In these hard times, tenants may not be able to pay their rent or other sums due under their lease. So they may get someone else to pay instead, for example a director of the company tenant, a family member or an investing shareholder. There will be good reasons why the rent cannot be passed through the tenant’s books – why not pay the rent direct?
What should the landlord do, when confronted with this situation? It must be tempting just to accept the money. The last thing the landlord wants in the current climate is a lack of income. If the landlord’s interest in the property is mortgaged, the lender will not defer payments from the landlord. Money from the third party is just as good as the tenant’s, or is it?
The landlord should be aware that, by accepting the rent, it may be discarding a right to forfeit the lease; that is to say, to bring the lease to a premature end. Of more practical significance, the landlord will need to ensure that, in accepting the rent from someone other than the tenant, it does not set up a relationship of landlord and tenant with that third party. That would create a new lease or tenancy between the landlord and the payer. The resulting situation would mean the formal lease between the landlord and the impecunious tenant has in some way been surrendered and superseded by this new relationship.
The landlord is under no obligation to accept rent offered by a third party. If it does accept the rent, it should take appropriate steps to protect itself. These should include obtaining confirmation from both the tenant and the third party that the third party is paying the rent as agent for the tenant and on its behalf. It would also help if that confirmation extended to an acknowledgement that there was no intention between the three parties that any relationship of landlord and tenant be created between the landlord and the third party.
Any invoices for the rent (including VAT invoices) must continue to be addressed to the proper tenant. The landlord may come under pressure to reissue the VAT invoice to the payer of the rent so they can recover the VAT charged. Such a step could prove fatal to the landlord’s position.
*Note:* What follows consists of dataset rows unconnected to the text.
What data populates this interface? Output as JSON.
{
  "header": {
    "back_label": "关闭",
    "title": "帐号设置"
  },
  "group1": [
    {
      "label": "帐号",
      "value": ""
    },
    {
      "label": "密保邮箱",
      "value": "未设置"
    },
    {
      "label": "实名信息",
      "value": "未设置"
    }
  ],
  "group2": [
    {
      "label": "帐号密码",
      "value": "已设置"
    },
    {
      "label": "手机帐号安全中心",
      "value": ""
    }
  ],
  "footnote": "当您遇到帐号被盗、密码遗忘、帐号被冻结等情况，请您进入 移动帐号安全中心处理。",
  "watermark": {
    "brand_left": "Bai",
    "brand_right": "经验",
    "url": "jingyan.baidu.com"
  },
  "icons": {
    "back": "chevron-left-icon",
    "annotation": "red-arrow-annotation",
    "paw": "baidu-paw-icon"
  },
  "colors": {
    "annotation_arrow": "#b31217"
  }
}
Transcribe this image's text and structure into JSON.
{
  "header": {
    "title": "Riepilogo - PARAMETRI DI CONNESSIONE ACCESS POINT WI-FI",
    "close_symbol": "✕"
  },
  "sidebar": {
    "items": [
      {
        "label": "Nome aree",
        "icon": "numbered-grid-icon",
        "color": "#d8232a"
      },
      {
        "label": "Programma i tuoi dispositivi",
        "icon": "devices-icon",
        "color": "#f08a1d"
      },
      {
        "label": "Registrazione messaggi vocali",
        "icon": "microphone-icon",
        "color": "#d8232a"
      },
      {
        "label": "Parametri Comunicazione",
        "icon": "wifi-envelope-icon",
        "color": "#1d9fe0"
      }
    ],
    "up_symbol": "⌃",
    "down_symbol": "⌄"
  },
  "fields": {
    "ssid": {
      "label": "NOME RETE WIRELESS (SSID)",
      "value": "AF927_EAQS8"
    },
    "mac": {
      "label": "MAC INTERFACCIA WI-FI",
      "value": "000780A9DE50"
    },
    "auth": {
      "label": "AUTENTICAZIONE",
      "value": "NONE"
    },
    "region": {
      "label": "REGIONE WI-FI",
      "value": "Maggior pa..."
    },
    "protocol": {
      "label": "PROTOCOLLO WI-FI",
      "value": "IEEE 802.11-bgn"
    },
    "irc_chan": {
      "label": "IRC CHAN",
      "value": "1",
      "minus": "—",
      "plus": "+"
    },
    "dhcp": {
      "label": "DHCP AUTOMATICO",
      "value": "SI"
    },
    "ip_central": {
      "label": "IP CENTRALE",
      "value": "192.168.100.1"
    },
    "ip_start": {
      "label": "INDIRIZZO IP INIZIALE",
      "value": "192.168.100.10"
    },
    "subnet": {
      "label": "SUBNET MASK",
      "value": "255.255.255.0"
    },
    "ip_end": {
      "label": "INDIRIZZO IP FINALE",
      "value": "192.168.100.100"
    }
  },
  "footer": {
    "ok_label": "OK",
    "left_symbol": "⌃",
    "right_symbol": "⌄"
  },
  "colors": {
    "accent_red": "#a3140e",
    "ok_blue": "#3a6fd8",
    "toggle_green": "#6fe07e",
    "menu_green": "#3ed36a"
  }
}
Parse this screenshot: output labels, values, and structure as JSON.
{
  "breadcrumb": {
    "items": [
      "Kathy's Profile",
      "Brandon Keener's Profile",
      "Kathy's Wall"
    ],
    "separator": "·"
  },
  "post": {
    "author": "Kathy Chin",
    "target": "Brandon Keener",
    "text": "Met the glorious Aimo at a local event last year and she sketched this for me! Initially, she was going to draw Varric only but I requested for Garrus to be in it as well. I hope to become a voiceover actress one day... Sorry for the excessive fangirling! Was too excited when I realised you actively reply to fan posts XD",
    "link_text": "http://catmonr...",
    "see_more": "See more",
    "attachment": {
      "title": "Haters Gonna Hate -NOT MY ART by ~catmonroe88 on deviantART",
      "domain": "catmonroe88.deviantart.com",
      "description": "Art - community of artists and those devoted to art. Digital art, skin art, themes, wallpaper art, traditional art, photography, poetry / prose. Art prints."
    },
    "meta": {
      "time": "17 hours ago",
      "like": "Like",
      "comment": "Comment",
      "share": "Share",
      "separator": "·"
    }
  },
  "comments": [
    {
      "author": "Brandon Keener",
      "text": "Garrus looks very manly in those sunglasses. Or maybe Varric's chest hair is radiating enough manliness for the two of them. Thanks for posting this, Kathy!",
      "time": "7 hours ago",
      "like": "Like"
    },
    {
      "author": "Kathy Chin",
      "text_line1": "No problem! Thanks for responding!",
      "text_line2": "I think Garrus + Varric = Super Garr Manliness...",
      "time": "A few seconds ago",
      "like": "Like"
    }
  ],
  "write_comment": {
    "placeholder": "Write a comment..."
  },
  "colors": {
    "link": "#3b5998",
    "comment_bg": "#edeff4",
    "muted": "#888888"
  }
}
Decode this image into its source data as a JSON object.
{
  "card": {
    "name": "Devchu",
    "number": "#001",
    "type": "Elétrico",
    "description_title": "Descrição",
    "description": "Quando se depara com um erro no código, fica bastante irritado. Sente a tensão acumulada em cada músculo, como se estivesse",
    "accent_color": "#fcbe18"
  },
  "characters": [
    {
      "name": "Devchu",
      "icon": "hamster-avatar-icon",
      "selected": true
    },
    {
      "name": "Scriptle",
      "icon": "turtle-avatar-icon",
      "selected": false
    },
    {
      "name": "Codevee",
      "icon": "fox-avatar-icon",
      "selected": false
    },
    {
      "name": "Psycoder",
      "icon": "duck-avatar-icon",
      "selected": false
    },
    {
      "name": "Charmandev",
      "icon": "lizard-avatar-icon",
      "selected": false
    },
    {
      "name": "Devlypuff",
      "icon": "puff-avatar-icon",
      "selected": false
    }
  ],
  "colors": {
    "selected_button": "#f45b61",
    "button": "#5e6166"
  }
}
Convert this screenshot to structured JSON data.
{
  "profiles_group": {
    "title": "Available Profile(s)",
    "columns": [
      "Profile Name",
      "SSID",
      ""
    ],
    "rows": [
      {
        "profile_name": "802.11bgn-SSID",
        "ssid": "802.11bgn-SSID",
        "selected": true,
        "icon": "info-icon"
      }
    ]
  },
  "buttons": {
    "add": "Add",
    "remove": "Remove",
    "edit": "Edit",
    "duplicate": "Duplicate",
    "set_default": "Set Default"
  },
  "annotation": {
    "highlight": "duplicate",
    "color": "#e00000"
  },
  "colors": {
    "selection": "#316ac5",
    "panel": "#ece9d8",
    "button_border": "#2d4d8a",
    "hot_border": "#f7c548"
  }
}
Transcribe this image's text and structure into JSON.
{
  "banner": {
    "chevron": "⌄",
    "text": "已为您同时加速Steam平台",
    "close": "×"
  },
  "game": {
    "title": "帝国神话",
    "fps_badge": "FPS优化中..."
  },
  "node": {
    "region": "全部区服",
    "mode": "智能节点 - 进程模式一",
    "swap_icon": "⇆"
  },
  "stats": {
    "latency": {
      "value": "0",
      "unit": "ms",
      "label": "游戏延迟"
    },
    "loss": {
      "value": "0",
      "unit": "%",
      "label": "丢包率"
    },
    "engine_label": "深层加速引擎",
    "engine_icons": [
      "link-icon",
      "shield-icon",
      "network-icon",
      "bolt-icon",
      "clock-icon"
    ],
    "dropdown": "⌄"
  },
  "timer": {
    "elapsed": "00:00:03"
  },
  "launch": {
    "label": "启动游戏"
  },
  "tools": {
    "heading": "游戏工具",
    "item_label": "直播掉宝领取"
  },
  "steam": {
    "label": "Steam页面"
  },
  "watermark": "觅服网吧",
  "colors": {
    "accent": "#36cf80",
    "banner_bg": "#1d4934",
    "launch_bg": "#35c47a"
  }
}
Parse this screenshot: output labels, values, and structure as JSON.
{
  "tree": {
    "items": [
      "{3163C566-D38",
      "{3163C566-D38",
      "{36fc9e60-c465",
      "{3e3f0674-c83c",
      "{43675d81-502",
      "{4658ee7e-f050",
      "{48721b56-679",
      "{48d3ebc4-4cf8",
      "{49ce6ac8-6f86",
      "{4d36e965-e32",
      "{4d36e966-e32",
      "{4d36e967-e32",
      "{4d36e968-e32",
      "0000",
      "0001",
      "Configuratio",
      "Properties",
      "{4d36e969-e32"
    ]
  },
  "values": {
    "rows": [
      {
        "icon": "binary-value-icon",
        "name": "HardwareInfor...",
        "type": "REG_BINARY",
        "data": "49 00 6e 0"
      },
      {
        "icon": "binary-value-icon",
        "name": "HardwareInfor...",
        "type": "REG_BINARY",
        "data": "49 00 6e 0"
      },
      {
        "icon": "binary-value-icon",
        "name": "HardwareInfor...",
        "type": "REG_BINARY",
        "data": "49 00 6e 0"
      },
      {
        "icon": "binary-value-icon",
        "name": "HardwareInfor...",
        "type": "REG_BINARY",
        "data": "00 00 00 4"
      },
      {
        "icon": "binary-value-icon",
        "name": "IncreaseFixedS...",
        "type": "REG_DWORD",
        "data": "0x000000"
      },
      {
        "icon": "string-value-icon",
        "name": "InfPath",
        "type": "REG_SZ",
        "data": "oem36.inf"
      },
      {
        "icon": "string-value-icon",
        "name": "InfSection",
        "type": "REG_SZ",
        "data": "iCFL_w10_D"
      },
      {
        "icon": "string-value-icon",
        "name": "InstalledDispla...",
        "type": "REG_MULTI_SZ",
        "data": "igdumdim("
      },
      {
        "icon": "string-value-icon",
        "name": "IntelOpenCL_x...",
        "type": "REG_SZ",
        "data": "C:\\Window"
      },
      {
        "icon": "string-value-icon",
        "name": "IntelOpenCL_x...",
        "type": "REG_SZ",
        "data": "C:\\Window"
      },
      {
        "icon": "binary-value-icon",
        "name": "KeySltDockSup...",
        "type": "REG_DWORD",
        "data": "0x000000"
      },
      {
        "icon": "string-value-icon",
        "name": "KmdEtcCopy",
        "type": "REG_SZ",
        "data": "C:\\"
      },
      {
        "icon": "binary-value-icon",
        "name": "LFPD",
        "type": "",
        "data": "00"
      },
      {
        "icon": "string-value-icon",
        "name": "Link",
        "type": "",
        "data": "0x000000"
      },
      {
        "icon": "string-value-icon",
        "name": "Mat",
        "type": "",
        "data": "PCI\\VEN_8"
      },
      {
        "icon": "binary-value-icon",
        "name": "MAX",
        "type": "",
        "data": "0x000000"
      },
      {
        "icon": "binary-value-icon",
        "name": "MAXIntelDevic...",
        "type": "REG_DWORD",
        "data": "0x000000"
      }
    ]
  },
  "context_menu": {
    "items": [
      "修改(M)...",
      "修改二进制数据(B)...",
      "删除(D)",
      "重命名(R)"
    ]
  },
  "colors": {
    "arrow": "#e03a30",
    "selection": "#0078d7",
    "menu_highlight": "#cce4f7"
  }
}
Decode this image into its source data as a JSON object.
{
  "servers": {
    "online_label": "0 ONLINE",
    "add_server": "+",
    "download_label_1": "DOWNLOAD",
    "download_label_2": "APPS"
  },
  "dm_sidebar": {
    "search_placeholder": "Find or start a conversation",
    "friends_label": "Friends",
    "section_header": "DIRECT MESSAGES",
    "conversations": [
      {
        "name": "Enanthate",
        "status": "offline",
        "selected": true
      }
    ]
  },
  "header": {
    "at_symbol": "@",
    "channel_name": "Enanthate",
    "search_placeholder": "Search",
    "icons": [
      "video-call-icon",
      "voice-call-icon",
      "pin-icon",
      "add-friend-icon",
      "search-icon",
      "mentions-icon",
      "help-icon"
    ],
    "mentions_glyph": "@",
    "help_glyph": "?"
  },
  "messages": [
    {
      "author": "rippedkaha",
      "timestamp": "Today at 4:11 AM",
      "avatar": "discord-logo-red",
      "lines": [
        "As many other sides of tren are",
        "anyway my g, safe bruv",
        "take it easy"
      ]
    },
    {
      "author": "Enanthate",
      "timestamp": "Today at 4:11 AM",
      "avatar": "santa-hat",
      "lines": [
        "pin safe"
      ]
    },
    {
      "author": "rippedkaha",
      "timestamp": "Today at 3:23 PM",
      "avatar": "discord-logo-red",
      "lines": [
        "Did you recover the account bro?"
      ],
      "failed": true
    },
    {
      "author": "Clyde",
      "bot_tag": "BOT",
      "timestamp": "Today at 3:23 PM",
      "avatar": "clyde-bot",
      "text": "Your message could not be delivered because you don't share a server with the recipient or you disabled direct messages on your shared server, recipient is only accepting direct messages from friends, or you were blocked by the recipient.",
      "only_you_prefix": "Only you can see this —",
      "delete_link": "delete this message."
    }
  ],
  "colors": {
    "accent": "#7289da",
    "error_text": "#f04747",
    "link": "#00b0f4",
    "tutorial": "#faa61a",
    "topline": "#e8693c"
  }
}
For further information, please contact Richard Freeman-Wallace on 0191 232 8345 or email: email@example.com